▶ [The task] What follows is a set of records. Repeat every one of them exactly.

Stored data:
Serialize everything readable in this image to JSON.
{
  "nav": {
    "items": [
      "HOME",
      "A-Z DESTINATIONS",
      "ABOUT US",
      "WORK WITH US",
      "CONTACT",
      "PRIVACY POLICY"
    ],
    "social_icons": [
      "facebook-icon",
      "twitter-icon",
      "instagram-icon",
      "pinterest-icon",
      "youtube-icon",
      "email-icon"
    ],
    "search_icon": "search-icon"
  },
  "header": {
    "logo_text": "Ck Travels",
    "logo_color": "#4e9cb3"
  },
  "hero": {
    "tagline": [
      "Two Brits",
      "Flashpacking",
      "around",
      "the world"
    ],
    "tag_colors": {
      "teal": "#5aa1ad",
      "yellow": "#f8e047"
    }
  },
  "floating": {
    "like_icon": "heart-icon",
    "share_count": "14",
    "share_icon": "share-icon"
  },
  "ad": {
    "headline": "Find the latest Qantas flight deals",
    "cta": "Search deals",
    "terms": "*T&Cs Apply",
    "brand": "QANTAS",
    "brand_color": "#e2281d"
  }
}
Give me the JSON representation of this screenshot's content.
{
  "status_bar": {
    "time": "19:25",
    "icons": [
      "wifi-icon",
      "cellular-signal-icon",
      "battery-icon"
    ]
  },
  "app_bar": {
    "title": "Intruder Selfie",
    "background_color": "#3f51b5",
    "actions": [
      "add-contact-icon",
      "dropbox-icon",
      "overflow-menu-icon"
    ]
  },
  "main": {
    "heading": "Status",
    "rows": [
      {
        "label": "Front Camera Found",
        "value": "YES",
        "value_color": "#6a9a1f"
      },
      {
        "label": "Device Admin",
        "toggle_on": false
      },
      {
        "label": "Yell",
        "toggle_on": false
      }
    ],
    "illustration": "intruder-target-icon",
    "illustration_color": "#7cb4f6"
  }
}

▶ [Result for this exercise]
Serialize everything readable in this image to JSON.
{
  "nav": {
    "items": [
      "HOME",
      "A-Z DESTINATIONS",
      "ABOUT US",
      "WORK WITH US",
      "CONTACT",
      "PRIVACY POLICY"
    ],
    "social_icons": [
      "facebook-icon",
      "twitter-icon",
      "instagram-icon",
      "pinterest-icon",
      "youtube-icon",
      "email-icon"
    ],
    "search_icon": "search-icon"
  },
  "header": {
    "logo_text": "Ck Travels",
    "logo_color": "#4e9cb3"
  },
  "hero": {
    "tagline": [
      "Two Brits",
      "Flashpacking",
      "around",
      "the world"
    ],
    "tag_colors": {
      "teal": "#5aa1ad",
      "yellow": "#f8e047"
    }
  },
  "floating": {
    "like_icon": "heart-icon",
    "share_count": "14",
    "share_icon": "share-icon"
  },
  "ad": {
    "headline": "Find the latest Qantas flight deals",
    "cta": "Search deals",
    "terms": "*T&Cs Apply",
    "brand": "QANTAS",
    "brand_color": "#e2281d"
  }
}
Give me the JSON representation of this screenshot's content.
{
  "status_bar": {
    "time": "19:25",
    "icons": [
      "wifi-icon",
      "cellular-signal-icon",
      "battery-icon"
    ]
  },
  "app_bar": {
    "title": "Intruder Selfie",
    "background_color": "#3f51b5",
    "actions": [
      "add-contact-icon",
      "dropbox-icon",
      "overflow-menu-icon"
    ]
  },
  "main": {
    "heading": "Status",
    "rows": [
      {
        "label": "Front Camera Found",
        "value": "YES",
        "value_color": "#6a9a1f"
      },
      {
        "label": "Device Admin",
        "toggle_on": false
      },
      {
        "label": "Yell",
        "toggle_on": false
      }
    ],
    "illustration": "intruder-target-icon",
    "illustration_color": "#7cb4f6"
  }
}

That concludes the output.